# Activity
Please copy each line in the records below that contains the string "abierto".

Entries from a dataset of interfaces
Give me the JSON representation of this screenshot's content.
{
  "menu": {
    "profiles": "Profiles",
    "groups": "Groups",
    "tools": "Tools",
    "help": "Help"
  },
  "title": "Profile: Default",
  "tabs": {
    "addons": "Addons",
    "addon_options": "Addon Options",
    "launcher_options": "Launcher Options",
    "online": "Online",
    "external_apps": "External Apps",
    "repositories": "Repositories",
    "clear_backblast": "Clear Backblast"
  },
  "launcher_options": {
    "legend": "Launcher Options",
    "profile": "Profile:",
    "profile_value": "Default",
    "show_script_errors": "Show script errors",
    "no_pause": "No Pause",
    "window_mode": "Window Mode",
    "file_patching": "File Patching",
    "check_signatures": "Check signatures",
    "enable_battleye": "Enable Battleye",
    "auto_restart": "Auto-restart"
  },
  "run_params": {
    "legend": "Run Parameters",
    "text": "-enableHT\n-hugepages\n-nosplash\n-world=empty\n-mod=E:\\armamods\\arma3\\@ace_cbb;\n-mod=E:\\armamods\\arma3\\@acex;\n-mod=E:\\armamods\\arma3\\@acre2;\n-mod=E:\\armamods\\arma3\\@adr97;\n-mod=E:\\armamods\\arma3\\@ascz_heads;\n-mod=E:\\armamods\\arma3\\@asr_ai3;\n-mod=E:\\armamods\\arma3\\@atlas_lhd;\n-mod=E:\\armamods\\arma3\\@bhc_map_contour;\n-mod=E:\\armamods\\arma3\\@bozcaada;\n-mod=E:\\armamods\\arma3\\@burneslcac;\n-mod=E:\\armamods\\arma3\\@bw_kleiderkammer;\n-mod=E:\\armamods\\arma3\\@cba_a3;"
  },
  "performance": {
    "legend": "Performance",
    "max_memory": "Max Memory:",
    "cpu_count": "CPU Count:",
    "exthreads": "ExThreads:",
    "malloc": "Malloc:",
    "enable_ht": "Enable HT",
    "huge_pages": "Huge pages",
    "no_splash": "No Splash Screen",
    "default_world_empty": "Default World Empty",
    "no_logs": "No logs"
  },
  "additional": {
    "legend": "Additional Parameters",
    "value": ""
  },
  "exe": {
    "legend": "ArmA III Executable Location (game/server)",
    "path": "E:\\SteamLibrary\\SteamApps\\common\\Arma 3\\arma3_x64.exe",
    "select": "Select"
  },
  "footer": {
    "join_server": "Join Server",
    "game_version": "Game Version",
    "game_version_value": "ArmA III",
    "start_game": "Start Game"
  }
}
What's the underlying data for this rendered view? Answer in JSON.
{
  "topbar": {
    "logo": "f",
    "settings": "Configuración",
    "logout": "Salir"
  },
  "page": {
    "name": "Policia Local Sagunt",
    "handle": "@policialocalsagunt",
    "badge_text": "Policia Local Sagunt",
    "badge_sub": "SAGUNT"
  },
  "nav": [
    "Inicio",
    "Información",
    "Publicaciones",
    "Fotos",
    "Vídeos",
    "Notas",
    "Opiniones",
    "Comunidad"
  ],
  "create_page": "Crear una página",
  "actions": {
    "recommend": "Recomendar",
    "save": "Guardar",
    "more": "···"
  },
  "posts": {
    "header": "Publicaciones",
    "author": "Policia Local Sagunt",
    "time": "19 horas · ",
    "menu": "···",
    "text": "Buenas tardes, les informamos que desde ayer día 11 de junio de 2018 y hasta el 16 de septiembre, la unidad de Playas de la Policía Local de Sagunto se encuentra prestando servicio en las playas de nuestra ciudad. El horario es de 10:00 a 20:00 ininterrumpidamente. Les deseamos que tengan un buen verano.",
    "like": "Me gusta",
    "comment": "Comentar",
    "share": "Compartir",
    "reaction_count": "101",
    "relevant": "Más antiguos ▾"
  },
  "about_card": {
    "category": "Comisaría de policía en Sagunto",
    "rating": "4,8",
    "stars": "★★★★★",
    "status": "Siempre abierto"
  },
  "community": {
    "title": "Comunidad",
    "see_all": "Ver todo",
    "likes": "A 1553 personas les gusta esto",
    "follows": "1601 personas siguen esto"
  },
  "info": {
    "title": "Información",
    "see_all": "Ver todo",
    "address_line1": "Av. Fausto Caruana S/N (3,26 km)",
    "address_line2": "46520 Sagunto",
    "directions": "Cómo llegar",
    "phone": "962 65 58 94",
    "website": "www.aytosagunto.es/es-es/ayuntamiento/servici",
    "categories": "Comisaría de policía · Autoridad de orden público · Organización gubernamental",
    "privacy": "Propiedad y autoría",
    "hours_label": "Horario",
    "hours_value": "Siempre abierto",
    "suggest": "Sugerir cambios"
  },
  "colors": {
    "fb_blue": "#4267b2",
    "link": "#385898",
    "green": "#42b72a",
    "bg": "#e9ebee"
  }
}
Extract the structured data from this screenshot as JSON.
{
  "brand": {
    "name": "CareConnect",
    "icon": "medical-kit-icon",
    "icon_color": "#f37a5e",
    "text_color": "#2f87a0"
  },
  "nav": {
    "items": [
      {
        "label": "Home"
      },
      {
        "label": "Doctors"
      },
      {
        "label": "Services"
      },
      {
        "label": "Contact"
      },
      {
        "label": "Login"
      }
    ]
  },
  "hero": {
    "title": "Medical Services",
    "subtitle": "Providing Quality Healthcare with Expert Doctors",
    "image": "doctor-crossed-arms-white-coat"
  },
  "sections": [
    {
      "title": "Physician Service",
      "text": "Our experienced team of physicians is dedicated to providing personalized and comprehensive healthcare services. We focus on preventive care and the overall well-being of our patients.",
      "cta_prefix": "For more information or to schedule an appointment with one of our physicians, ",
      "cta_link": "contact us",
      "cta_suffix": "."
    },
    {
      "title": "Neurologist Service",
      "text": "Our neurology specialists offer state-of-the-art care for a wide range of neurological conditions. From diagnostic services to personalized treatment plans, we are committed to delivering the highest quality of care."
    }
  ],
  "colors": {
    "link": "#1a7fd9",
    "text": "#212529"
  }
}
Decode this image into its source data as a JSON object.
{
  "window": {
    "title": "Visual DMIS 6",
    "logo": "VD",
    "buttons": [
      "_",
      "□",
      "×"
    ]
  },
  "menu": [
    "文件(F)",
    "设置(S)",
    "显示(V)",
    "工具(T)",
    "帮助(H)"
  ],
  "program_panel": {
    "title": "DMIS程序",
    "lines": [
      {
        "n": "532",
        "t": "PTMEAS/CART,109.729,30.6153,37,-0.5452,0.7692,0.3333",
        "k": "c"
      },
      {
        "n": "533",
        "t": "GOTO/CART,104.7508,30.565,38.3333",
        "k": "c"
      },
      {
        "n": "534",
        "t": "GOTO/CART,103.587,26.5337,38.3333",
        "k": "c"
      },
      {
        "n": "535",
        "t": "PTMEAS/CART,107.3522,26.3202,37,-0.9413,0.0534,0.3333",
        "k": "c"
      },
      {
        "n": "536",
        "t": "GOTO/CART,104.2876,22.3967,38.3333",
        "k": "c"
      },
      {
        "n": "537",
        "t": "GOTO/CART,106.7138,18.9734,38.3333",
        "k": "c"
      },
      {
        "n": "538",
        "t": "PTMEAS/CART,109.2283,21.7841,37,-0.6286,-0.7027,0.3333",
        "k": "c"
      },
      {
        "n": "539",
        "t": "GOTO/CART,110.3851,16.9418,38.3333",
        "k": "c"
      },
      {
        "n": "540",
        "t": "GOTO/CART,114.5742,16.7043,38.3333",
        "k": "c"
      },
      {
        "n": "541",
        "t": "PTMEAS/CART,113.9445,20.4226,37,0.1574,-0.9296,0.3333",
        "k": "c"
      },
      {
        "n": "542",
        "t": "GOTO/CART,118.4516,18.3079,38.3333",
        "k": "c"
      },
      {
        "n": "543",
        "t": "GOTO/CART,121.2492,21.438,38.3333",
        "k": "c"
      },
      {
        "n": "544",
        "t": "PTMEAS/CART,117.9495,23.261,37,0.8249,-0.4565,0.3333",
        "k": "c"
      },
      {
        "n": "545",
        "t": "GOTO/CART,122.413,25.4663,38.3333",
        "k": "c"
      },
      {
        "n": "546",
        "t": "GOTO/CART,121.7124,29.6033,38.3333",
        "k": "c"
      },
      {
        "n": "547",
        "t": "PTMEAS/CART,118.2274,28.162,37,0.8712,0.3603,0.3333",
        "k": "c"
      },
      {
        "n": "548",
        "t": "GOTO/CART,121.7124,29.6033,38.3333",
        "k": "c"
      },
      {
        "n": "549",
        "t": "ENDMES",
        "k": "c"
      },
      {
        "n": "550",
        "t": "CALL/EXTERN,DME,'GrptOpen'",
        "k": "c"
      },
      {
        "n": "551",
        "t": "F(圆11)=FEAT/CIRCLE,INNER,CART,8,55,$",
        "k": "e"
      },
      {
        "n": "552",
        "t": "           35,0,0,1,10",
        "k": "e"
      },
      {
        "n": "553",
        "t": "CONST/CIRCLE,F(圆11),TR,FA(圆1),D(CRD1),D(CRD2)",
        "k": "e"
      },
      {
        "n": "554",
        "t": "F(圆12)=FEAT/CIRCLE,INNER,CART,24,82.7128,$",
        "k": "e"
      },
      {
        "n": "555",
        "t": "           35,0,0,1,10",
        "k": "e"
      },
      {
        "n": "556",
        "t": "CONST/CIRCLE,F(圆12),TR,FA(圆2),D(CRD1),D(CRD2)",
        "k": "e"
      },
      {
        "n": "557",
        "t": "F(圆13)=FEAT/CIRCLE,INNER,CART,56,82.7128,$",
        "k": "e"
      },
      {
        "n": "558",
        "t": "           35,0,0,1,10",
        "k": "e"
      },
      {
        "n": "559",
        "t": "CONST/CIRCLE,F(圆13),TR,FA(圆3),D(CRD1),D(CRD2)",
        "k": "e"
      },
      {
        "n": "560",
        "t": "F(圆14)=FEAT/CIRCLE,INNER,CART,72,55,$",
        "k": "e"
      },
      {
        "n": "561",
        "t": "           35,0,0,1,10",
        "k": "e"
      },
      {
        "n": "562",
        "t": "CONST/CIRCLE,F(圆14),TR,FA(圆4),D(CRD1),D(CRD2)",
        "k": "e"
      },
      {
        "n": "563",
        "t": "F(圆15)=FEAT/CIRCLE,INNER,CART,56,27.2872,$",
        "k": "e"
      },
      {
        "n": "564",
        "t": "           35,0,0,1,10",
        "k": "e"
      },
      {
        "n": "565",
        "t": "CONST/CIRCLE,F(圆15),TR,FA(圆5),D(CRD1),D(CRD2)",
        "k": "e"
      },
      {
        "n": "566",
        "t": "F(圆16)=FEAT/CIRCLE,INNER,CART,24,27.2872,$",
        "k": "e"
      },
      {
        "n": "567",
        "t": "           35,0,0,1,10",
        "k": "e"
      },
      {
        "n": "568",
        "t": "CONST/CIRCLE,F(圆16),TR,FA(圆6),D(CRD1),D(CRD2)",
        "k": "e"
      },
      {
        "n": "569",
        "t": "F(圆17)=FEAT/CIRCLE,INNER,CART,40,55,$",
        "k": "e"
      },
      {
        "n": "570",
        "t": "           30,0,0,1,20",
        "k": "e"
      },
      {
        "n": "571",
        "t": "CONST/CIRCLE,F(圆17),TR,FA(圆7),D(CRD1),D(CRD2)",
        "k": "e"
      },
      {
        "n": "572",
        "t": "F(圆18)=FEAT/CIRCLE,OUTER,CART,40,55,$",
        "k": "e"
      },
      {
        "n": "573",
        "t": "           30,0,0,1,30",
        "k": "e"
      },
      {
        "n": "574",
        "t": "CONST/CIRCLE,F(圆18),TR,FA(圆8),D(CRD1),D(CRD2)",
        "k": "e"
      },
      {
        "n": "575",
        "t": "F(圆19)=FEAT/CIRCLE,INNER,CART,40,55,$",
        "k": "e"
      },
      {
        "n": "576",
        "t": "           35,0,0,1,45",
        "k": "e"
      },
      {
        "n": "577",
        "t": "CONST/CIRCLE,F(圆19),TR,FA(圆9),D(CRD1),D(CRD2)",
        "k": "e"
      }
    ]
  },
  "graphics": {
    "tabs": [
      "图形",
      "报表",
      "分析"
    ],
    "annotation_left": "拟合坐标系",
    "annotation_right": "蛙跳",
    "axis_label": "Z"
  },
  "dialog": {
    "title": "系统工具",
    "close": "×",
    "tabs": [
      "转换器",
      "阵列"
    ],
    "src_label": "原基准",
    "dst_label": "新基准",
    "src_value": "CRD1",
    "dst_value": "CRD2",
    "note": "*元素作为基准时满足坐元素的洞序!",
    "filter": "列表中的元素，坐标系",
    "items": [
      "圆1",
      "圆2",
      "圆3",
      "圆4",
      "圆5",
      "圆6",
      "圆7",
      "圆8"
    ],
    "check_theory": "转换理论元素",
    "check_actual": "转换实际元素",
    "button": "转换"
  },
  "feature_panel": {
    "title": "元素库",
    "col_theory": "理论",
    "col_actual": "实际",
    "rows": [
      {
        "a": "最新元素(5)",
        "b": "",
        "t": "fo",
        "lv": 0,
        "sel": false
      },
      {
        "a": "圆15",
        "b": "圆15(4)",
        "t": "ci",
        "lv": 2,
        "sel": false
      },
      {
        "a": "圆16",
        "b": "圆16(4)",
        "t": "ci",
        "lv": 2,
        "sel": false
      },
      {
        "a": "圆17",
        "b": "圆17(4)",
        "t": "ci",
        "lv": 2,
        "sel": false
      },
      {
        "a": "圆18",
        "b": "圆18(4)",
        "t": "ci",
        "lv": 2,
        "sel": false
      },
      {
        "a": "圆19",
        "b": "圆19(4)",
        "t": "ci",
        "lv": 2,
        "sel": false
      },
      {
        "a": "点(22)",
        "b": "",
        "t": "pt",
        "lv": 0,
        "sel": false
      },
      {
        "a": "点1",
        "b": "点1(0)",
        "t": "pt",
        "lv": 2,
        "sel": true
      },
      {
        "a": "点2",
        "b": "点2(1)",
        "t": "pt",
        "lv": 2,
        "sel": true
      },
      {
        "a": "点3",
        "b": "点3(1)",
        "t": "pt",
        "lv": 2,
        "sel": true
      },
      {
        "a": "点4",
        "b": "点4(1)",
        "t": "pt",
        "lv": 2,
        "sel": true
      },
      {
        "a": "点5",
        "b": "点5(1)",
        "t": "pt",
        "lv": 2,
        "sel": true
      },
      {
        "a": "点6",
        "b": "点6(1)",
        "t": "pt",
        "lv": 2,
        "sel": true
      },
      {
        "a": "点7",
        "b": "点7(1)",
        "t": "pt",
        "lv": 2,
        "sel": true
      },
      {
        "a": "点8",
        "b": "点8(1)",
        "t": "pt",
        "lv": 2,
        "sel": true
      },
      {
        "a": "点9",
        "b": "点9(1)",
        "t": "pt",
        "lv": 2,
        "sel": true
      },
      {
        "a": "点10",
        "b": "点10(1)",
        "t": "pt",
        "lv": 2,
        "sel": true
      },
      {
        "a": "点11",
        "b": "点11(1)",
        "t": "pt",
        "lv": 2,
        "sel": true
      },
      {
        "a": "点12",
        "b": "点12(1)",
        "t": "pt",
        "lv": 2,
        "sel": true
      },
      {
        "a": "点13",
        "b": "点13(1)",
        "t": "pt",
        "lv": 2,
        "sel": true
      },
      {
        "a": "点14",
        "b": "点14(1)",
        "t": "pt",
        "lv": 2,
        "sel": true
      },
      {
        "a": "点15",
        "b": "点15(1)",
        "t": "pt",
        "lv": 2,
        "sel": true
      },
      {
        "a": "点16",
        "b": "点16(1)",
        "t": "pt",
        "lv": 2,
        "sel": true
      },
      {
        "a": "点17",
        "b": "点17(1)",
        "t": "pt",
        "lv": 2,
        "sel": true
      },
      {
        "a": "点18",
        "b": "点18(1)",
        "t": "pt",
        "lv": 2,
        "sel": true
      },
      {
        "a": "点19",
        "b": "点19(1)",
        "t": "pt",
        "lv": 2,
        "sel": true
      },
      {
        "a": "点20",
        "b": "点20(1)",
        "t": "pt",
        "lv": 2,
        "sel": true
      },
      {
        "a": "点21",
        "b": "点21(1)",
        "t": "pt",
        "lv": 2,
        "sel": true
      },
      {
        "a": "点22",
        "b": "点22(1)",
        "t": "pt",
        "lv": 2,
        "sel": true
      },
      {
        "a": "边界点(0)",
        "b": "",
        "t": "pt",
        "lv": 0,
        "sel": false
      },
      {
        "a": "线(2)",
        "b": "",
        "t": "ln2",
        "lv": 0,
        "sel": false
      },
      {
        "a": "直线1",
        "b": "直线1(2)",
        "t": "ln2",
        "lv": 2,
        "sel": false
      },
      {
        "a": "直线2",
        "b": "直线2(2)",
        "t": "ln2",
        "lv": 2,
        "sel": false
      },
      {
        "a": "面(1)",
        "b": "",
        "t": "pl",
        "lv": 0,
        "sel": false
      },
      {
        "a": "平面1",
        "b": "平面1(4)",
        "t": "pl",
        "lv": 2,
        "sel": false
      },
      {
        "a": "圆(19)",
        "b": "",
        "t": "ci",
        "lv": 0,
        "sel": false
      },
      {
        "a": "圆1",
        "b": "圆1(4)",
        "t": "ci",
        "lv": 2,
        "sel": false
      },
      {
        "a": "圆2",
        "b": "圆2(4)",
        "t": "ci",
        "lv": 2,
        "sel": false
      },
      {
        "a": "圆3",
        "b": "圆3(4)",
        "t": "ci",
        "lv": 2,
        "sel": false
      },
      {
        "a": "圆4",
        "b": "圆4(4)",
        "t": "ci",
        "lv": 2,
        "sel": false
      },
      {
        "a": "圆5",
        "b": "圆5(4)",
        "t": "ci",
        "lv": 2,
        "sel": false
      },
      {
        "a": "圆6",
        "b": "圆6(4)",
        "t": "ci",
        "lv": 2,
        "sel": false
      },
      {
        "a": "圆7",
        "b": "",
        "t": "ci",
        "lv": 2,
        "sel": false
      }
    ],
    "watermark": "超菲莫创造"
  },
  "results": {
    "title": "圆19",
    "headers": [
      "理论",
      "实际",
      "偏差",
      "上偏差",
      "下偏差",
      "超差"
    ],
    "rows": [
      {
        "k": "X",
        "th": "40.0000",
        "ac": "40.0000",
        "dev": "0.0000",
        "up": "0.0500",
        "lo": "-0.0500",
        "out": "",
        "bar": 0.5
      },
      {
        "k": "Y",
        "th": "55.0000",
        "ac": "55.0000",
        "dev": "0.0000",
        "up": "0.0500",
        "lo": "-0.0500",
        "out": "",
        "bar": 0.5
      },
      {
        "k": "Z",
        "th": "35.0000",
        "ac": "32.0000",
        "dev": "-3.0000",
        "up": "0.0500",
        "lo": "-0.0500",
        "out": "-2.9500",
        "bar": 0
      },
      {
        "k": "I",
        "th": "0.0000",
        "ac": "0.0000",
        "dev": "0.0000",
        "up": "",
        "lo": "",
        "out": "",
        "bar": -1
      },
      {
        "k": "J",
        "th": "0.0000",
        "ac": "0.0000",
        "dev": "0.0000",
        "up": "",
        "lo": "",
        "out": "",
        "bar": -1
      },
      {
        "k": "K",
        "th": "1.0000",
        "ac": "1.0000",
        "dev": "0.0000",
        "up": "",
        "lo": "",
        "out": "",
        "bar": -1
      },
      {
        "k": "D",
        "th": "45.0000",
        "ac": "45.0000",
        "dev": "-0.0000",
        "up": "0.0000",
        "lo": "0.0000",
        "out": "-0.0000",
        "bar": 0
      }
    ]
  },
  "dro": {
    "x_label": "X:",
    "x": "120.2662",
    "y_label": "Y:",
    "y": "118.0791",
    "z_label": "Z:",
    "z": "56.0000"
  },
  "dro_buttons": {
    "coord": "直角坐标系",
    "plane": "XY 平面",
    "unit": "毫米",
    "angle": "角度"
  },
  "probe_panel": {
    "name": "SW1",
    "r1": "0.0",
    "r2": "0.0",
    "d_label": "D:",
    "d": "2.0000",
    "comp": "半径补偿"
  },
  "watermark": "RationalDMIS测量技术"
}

# Solution to this problem
    "status": "Siempre abierto"
    "hours_value": "Siempre abierto",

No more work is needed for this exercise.